Copy every line of the listing that holds the string "icon".

▸ **Study material**:
● ● ●
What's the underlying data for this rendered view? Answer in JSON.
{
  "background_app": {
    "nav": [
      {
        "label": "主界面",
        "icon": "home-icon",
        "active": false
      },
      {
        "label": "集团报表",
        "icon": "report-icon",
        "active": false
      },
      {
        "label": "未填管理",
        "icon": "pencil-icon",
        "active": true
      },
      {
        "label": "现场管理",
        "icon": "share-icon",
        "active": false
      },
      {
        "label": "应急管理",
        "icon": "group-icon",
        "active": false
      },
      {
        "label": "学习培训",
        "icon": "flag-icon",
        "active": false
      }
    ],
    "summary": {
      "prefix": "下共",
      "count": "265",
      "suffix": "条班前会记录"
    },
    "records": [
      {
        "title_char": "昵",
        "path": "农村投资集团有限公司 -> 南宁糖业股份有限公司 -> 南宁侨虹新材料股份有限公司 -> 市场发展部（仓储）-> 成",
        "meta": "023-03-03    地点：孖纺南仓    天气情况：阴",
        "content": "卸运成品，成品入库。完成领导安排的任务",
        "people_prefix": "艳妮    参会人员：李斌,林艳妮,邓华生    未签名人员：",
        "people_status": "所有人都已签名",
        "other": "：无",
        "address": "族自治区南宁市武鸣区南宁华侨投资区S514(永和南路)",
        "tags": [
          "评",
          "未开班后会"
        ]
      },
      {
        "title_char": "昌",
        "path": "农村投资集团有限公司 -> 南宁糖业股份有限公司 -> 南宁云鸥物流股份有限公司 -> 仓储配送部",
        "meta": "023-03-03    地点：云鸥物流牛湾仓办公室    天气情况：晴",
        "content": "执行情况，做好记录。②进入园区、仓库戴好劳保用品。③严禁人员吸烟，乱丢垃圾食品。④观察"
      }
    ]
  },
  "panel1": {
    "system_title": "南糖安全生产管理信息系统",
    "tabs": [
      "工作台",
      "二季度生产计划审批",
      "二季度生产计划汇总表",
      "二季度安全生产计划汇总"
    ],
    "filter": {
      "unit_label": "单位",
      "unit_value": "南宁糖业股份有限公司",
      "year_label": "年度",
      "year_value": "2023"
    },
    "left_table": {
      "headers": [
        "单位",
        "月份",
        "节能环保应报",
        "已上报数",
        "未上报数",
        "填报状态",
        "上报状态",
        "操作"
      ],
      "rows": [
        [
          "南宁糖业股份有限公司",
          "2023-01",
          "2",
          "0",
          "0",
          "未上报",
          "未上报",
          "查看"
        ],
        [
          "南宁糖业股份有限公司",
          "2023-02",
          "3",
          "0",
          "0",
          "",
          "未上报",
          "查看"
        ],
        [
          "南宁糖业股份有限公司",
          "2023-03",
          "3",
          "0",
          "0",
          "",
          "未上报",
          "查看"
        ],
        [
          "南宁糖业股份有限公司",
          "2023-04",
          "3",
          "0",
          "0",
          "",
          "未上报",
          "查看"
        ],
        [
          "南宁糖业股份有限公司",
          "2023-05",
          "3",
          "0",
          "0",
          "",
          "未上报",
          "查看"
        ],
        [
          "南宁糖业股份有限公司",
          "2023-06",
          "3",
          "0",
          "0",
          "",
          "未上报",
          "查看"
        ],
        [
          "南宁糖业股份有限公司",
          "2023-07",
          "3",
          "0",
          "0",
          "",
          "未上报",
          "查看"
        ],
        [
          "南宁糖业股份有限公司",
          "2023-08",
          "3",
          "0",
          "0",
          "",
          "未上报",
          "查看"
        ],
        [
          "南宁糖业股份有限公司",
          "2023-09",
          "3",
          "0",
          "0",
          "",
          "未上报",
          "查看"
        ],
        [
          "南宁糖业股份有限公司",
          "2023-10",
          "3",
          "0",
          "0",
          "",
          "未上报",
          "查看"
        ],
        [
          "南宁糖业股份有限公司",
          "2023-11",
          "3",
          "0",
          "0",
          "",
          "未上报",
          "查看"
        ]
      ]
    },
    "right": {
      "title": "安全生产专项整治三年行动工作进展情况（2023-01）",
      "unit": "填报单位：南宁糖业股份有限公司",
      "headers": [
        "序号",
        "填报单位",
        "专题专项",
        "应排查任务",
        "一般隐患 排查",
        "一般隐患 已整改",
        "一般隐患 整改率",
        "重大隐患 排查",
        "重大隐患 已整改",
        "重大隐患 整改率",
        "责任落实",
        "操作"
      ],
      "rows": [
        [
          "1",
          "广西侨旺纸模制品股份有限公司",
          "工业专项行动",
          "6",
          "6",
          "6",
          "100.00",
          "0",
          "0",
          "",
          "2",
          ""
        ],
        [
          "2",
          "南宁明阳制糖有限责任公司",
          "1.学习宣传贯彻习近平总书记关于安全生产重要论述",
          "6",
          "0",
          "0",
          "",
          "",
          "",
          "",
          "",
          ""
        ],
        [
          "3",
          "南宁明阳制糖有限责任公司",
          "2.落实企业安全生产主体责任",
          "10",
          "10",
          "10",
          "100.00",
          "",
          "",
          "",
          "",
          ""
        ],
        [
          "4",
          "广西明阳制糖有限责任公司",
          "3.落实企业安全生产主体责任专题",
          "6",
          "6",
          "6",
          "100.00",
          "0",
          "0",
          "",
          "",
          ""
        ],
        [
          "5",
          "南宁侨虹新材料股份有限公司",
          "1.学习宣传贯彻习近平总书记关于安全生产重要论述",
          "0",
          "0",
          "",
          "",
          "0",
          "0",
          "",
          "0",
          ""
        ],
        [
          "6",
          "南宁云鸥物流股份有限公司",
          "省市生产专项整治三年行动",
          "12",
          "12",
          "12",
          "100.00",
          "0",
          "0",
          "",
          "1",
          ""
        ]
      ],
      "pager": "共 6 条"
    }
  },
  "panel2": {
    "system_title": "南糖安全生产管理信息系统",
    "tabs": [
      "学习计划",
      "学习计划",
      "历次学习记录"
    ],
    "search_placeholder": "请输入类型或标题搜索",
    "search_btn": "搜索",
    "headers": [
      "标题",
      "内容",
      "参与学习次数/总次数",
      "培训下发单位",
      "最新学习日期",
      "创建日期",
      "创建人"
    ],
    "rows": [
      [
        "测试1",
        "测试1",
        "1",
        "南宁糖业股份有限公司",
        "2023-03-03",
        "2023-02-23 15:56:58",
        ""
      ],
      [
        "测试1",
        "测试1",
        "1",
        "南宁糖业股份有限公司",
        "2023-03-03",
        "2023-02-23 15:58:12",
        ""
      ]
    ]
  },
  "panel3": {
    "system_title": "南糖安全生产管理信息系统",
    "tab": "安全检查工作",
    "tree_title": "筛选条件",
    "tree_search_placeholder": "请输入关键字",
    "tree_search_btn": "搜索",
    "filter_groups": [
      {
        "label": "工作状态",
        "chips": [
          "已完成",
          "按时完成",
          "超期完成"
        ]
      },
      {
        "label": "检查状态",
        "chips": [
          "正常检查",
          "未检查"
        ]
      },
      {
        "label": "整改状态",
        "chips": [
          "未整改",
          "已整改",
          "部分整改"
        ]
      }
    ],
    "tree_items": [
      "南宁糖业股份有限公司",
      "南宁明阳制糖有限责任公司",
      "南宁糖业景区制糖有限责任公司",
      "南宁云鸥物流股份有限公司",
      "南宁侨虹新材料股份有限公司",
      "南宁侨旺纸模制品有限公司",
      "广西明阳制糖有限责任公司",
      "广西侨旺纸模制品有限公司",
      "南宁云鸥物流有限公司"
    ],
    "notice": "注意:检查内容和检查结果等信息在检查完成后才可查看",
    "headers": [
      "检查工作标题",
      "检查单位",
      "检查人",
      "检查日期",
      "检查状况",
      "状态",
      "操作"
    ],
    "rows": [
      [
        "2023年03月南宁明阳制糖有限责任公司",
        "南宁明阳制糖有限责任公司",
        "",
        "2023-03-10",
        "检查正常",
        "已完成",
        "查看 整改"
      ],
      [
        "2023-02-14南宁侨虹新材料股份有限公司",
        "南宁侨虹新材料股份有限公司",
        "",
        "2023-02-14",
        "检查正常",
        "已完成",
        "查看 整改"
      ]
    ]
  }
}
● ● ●
▸ **Completed task**:
        "icon": "home-icon",
        "icon": "report-icon",
        "icon": "pencil-icon",
        "icon": "share-icon",
        "icon": "group-icon",
        "icon": "flag-icon",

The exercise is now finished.